▶
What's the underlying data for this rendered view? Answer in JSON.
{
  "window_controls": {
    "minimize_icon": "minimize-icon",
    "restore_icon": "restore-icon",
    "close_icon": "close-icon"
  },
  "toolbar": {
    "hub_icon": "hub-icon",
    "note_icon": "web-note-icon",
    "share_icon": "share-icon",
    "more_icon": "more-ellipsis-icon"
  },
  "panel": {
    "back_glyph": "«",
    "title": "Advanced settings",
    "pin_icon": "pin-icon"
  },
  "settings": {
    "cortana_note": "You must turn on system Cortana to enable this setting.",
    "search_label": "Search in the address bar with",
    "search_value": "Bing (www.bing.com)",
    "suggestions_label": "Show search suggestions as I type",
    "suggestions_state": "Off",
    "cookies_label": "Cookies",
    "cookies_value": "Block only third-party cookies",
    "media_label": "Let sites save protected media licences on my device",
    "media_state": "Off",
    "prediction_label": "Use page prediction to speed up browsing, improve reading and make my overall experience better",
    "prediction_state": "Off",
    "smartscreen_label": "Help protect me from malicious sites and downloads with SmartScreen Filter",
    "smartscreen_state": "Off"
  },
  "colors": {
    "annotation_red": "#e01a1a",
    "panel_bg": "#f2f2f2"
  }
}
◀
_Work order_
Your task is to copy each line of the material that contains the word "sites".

_Result below_
    "media_label": "Let sites save protected media licences on my device",
    "smartscreen_label": "Help protect me from malicious sites and downloads with SmartScreen Filter",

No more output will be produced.